  2. Sand Oval's own Death Panels....

  3. In California, Medicaid recipients are required to enroll in one of approximately 4 privately owned HMO's, and the state pays a fixed per-head premium. It seems like that would be a more rational approach to Nevada's Medicaid problems than letting patients run up doctor and lab bills willy-nilly, and letting hospitals pile on lengthy lists of itemized charges for Medicaid patients.

    Nationally, for both Medicare and Medicaid, the health care and pharmaceutical industries are going to have to accept government established price controls for everything, or the abolition of these programs, or mandatory institution of Medicare and Medicaid HMO's where the government sets the premium for how much it is going to pay for each person each year.

    That's the fact, whether the medical industry, the free-market thinkers, the doctors, the hospital employee unions like it or not.

    Senior citizens and those in their 50's have been guaranteed they will receive Medicare when they retire. They have been paying into Medicare for their entire working lives. From an "angry voter" standpoint, this massive voter demographic is not going to stand for being ripped off by the Federal government the medical industry, the free-market thinkers, the doctors, the hospital employee unions.

    Think the rioting in the streets of Egypt and Libya has looked vehement? Just watch what happens when the Federal government tries to end all Medicare coverage, instead of instituting Medicare HMOs.

  4. Senior citizens and those in their 50's have been guaranteed they will receive Medicare when they retire. They have been paying into Medicare for their entire working lives. From an "angry voter" standpoint, this massive voter demographic is not going to stand for being ripped off by the Federal government the medical industry, the free-market thinkers, the doctors, the hospital employee unions.

    *****

    Medicare is not free. Everyone enrolled and that is on Social Security, has money taken out of their SS checks every month. It's not a lot, average about $100 a month, but when a senior only gets $400 in SS payments every month, that money is a LOT. That is why all have to have secondary.

    The Republicans want to F*** with one of THE largest segments of our population - the Baby Boomers. They seem to forget people over 55 vote!!! The riots in Egypt, Libya and even Wisonsin will seem mild in comparison when this group goes to the streets - again!

  5. The Repugs would not have to cut Medicaid if the fraud would stop.

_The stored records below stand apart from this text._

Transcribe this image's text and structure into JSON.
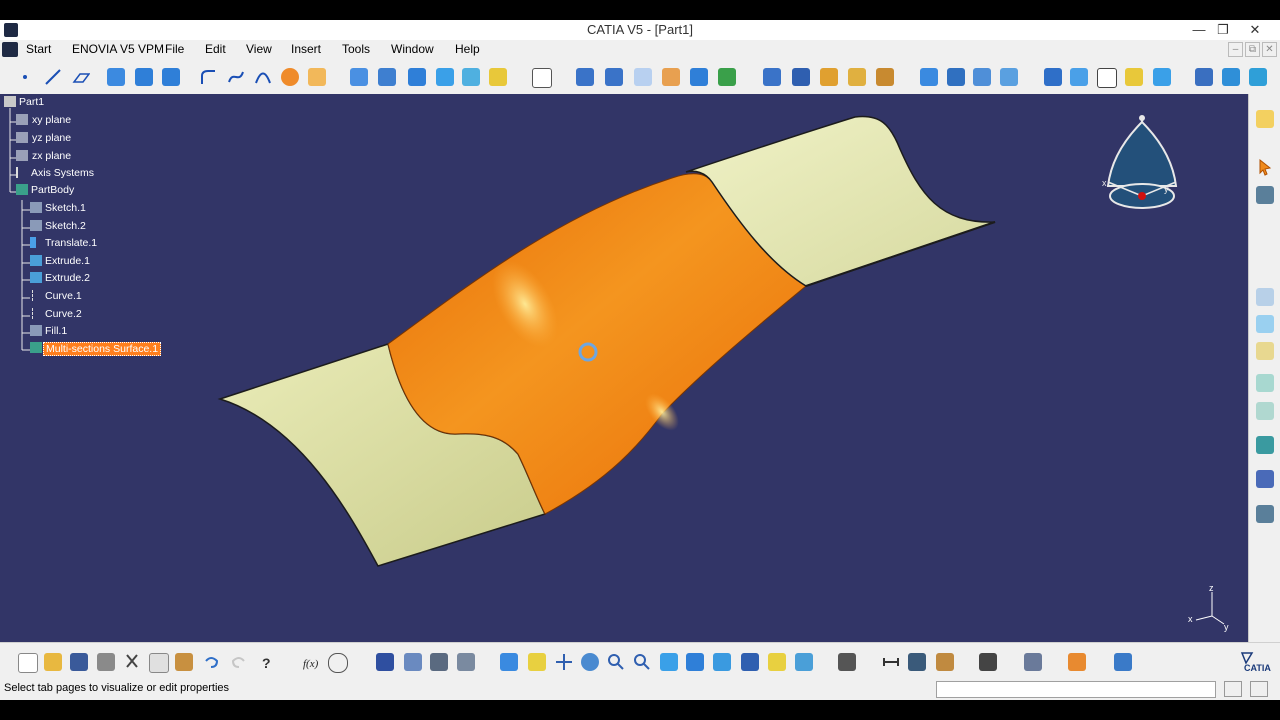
{
  "window": {
    "title": "CATIA V5 - [Part1]",
    "controls": [
      "—",
      "❐",
      "✕"
    ],
    "mdi_controls": [
      "–",
      "⧉",
      "✕"
    ]
  },
  "menu": {
    "items": [
      "Start",
      "ENOVIA V5 VPM",
      "File",
      "Edit",
      "View",
      "Insert",
      "Tools",
      "Window",
      "Help"
    ]
  },
  "tree": {
    "root": "Part1",
    "items": [
      {
        "label": "xy plane",
        "icon": "plane-icon"
      },
      {
        "label": "yz plane",
        "icon": "plane-icon"
      },
      {
        "label": "zx plane",
        "icon": "plane-icon"
      },
      {
        "label": "Axis Systems",
        "icon": "axis-systems-icon"
      },
      {
        "label": "PartBody",
        "icon": "partbody-icon"
      },
      {
        "label": "Sketch.1",
        "icon": "sketch-icon"
      },
      {
        "label": "Sketch.2",
        "icon": "sketch-icon"
      },
      {
        "label": "Translate.1",
        "icon": "translate-icon"
      },
      {
        "label": "Extrude.1",
        "icon": "extrude-icon"
      },
      {
        "label": "Extrude.2",
        "icon": "extrude-icon"
      },
      {
        "label": "Curve.1",
        "icon": "curve-icon"
      },
      {
        "label": "Curve.2",
        "icon": "curve-icon"
      },
      {
        "label": "Fill.1",
        "icon": "fill-icon"
      },
      {
        "label": "Multi-sections Surface.1",
        "icon": "multi-sections-surface-icon",
        "selected": true
      }
    ]
  },
  "compass": {
    "x": "x",
    "y": "y"
  },
  "axis_triad": {
    "x": "x",
    "y": "y",
    "z": "z"
  },
  "status": {
    "text": "Select tab pages to visualize or edit properties",
    "command_input": ""
  },
  "logo": {
    "text": "CATIA"
  },
  "colors": {
    "viewport_bg": "#323567",
    "surface_light": "#e3e6a8",
    "surface_selected": "#f08a1c",
    "selection_highlight": "#ff7f1e"
  }
}
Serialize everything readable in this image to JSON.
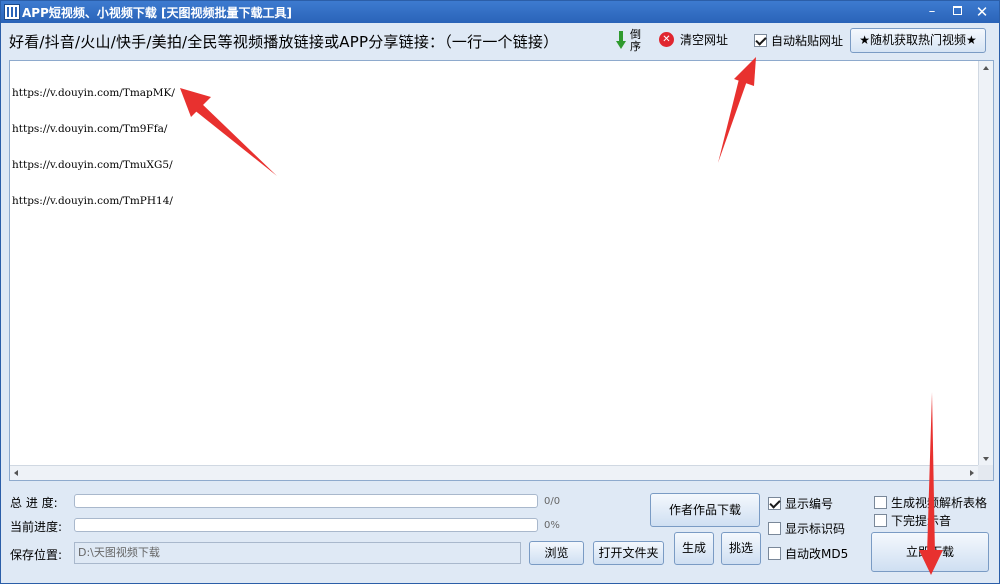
{
  "window": {
    "title": "APP短视频、小视频下载 [天图视频批量下载工具]",
    "controls": {
      "minimize": "–",
      "close": "✕"
    }
  },
  "toolbar": {
    "hint": "好看/抖音/火山/快手/美拍/全民等视频播放链接或APP分享链接：（一行一个链接）",
    "reverse_label": "倒序",
    "clear_label": "清空网址",
    "autopaste_label": "自动粘贴网址",
    "autopaste_checked": true,
    "hot_label": "★随机获取热门视频★"
  },
  "urls": [
    "https://v.douyin.com/TmapMK/",
    "https://v.douyin.com/Tm9Ffa/",
    "https://v.douyin.com/TmuXG5/",
    "https://v.douyin.com/TmPH14/"
  ],
  "progress": {
    "total_label": "总 进 度:",
    "total_text": "0/0",
    "total_fraction": 0,
    "current_label": "当前进度:",
    "current_text": "0%",
    "current_fraction": 0
  },
  "save": {
    "label": "保存位置:",
    "path": "D:\\天图视频下载",
    "browse_label": "浏览",
    "open_folder_label": "打开文件夹"
  },
  "actions": {
    "author_works_label": "作者作品下载",
    "generate_label": "生成",
    "pick_label": "挑选",
    "download_label": "立即下载"
  },
  "options": {
    "show_number": {
      "label": "显示编号",
      "checked": true
    },
    "show_id": {
      "label": "显示标识码",
      "checked": false
    },
    "auto_md5": {
      "label": "自动改MD5",
      "checked": false
    },
    "gen_table": {
      "label": "生成视频解析表格",
      "checked": false
    },
    "sound_done": {
      "label": "下完提示音",
      "checked": false
    }
  },
  "colors": {
    "titlebar": "#2a63b8",
    "window_bg": "#dfe9f5",
    "annotation_arrow": "#e8312f"
  }
}
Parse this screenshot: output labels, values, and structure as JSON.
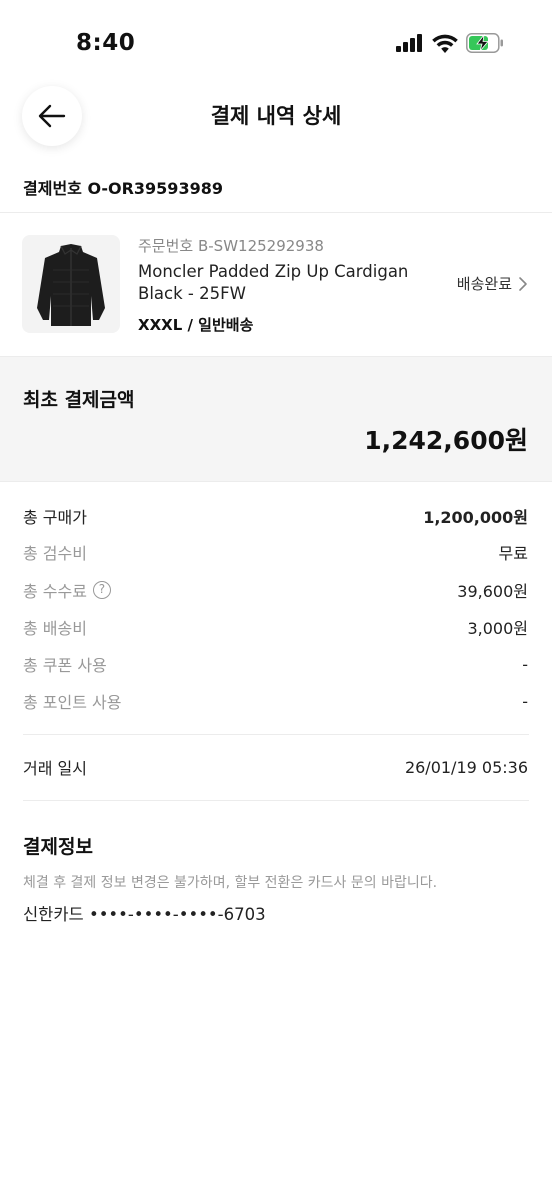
{
  "status": {
    "time": "8:40",
    "icons": [
      "signal-icon",
      "wifi-icon",
      "battery-charging-icon"
    ]
  },
  "header": {
    "title": "결제 내역 상세",
    "back_icon": "arrow-left-icon"
  },
  "payment_number": "결제번호 O-OR39593989",
  "product": {
    "order_no": "주문번호 B-SW125292938",
    "name": "Moncler Padded Zip Up Cardigan Black - 25FW",
    "option": "XXXL / 일반배송",
    "status": "배송완료",
    "image": "black-padded-cardigan-thumbnail"
  },
  "total": {
    "label": "최초 결제금액",
    "amount": "1,242,600원"
  },
  "breakdown": [
    {
      "label": "총 구매가",
      "value": "1,200,000원"
    },
    {
      "label": "총 검수비",
      "value": "무료"
    },
    {
      "label": "총 수수료",
      "value": "39,600원"
    },
    {
      "label": "총 배송비",
      "value": "3,000원"
    },
    {
      "label": "총 쿠폰 사용",
      "value": "-"
    },
    {
      "label": "총 포인트 사용",
      "value": "-"
    }
  ],
  "transaction": {
    "label": "거래 일시",
    "value": "26/01/19 05:36"
  },
  "payment_info": {
    "title": "결제정보",
    "note": "체결 후 결제 정보 변경은 불가하며, 할부 전환은 카드사 문의 바랍니다.",
    "card": "신한카드 ••••-••••-••••-6703"
  },
  "colors": {
    "accent_text": "#111111",
    "muted_text": "#999999",
    "battery_green": "#35c759",
    "section_bg": "#f5f5f5"
  }
}
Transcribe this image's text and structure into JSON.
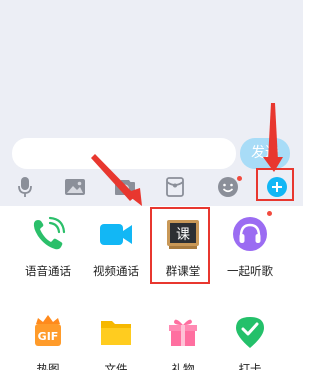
{
  "composer": {
    "input_value": "",
    "send_label": "发送"
  },
  "toolbar": {
    "icons": [
      "microphone-icon",
      "image-icon",
      "camera-icon",
      "red-packet-icon",
      "emoji-icon",
      "plus-icon"
    ]
  },
  "panel": {
    "items": [
      {
        "label": "语音通话",
        "icon": "phone-call-icon"
      },
      {
        "label": "视频通话",
        "icon": "video-call-icon"
      },
      {
        "label": "群课堂",
        "icon": "classroom-icon",
        "icon_text": "课"
      },
      {
        "label": "一起听歌",
        "icon": "headphones-icon"
      },
      {
        "label": "热图",
        "icon": "gif-icon",
        "icon_text": "GIF"
      },
      {
        "label": "文件",
        "icon": "folder-icon"
      },
      {
        "label": "礼物",
        "icon": "gift-icon"
      },
      {
        "label": "打卡",
        "icon": "check-in-icon"
      }
    ]
  },
  "colors": {
    "accent_blue": "#12b7f5",
    "send_disabled": "#a8dcf7",
    "highlight_red": "#e8372f",
    "chat_background": "#eceef5"
  }
}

It is RAMPANT, especially in nursing homes.

    And I agree with roseanrose - stop providing it to the illegals. AND....get a better system to stop the fraud - FINGERPRINT ALL those applying. You have to be fingerprinted for any federal or state job so why not get fingerprinted when applying for federal or state benefits???? ANYONE can come up with a social security number - but you can't change finger prints.